● **Problem details**
Track down every line below that holds "true" and copy it.

● **Data records**
:::
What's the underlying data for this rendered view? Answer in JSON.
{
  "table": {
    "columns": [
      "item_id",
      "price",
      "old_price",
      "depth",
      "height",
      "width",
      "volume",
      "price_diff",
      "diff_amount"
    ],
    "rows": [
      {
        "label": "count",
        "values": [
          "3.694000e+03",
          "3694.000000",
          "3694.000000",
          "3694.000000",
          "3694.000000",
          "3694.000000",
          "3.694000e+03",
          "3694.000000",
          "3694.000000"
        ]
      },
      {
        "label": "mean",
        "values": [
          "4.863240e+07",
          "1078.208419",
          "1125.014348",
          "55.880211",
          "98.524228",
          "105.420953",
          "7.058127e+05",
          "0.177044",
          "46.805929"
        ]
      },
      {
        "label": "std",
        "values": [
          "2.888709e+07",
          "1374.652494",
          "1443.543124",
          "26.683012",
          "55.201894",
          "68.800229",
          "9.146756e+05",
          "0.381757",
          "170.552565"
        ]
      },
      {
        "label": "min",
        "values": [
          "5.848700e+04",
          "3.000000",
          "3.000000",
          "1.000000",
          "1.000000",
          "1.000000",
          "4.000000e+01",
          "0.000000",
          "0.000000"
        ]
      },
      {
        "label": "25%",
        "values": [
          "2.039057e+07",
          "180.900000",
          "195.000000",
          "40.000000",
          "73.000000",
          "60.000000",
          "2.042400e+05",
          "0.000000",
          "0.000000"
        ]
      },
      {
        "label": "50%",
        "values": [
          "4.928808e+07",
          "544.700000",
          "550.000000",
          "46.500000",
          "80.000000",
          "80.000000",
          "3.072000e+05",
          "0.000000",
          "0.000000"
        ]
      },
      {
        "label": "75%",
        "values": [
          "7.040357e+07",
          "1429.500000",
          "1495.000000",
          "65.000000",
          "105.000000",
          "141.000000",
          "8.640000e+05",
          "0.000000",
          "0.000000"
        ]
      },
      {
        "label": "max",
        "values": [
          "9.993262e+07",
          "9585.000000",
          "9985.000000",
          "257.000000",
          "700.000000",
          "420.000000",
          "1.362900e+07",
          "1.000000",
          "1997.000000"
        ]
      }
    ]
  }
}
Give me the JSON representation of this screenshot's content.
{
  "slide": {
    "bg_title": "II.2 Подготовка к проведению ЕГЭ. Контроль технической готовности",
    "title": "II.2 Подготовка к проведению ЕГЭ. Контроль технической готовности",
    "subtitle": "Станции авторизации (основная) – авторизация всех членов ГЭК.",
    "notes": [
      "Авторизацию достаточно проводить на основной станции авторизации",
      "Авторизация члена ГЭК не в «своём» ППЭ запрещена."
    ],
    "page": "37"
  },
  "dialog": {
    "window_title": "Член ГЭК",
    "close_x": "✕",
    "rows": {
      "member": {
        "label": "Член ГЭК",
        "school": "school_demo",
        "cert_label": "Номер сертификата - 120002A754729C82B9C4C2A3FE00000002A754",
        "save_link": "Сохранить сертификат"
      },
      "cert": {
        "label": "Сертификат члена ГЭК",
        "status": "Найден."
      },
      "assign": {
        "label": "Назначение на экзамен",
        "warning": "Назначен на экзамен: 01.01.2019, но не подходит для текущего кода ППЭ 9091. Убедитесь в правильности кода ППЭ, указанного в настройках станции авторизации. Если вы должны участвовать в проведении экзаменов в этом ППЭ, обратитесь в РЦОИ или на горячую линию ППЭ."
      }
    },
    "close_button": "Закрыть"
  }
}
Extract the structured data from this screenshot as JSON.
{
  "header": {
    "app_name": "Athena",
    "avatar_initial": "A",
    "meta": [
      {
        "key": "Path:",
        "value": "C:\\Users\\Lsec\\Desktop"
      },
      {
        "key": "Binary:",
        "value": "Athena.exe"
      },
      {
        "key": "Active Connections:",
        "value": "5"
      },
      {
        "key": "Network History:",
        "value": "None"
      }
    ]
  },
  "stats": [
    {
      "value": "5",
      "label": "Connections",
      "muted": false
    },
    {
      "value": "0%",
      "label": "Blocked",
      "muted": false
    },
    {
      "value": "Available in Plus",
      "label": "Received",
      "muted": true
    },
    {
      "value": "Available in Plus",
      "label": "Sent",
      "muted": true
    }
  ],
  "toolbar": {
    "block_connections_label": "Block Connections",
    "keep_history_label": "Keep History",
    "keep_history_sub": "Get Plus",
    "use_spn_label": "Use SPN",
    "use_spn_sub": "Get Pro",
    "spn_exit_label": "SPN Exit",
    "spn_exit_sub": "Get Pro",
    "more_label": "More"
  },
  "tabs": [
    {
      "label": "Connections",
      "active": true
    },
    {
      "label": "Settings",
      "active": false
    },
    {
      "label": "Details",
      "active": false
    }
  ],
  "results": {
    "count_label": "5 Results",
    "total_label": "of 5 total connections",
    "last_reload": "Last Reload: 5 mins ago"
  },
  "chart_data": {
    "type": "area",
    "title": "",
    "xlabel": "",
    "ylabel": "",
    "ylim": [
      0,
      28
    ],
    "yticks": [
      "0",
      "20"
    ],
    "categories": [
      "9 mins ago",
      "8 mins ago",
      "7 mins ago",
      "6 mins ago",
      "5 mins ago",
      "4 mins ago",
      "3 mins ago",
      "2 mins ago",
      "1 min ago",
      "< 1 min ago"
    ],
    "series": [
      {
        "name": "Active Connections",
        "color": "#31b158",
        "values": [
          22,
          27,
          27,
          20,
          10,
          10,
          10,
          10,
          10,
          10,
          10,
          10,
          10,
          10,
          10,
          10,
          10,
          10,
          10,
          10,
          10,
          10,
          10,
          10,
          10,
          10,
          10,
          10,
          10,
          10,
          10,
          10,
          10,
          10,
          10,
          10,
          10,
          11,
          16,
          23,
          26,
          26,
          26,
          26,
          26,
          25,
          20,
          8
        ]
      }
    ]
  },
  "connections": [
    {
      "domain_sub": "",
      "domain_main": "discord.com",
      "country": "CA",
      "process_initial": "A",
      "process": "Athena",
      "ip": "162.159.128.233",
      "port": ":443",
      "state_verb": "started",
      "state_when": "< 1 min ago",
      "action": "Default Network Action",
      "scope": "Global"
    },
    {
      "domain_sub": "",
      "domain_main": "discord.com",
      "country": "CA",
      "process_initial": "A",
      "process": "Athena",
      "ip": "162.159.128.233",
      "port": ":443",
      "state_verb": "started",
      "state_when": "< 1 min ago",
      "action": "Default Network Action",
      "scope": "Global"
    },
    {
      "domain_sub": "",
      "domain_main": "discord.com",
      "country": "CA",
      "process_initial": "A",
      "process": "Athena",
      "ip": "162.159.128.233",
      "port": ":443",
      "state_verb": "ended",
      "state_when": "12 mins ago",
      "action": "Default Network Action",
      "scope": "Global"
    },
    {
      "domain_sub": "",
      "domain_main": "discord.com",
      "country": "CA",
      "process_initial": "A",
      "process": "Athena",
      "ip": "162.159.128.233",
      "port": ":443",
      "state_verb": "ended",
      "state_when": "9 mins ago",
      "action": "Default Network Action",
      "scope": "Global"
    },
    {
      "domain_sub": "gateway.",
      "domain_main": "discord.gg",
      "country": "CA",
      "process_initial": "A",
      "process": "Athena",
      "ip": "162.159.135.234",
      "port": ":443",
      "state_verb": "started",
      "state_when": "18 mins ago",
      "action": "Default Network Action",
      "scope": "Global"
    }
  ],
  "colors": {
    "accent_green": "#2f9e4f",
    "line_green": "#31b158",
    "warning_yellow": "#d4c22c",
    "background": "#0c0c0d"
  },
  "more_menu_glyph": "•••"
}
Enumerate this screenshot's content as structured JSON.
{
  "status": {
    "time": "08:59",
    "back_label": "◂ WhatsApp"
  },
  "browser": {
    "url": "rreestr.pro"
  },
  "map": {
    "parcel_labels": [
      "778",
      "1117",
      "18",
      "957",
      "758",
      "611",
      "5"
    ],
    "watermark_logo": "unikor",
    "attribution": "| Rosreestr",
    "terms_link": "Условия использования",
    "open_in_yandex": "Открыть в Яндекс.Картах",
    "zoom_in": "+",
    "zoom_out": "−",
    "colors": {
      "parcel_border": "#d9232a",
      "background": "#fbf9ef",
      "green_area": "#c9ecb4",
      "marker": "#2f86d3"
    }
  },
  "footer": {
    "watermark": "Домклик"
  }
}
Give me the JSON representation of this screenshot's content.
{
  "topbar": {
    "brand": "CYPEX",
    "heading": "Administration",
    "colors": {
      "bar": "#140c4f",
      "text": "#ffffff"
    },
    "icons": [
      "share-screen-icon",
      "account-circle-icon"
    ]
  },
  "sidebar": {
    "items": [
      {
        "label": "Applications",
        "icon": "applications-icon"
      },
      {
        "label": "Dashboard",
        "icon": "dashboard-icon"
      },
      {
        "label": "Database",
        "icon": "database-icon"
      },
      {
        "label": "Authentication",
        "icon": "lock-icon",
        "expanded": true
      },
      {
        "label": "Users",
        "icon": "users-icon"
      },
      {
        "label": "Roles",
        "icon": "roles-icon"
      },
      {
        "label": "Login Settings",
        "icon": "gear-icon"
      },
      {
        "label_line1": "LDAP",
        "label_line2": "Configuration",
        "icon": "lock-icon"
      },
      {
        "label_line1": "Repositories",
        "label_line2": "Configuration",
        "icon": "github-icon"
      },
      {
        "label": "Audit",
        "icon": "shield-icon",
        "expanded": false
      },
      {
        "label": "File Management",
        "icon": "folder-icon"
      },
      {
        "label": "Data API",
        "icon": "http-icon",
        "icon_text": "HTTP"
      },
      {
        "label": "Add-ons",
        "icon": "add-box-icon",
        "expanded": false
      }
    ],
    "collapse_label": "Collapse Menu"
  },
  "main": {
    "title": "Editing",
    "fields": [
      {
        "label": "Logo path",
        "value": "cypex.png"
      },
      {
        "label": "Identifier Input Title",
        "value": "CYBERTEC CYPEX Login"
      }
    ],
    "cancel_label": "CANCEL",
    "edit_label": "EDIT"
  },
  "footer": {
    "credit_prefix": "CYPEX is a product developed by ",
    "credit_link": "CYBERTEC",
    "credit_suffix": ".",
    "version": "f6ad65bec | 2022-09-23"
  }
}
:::
● **Answer to this task**
      "muted": true
      "muted": true
      "active": true
        "expanded": true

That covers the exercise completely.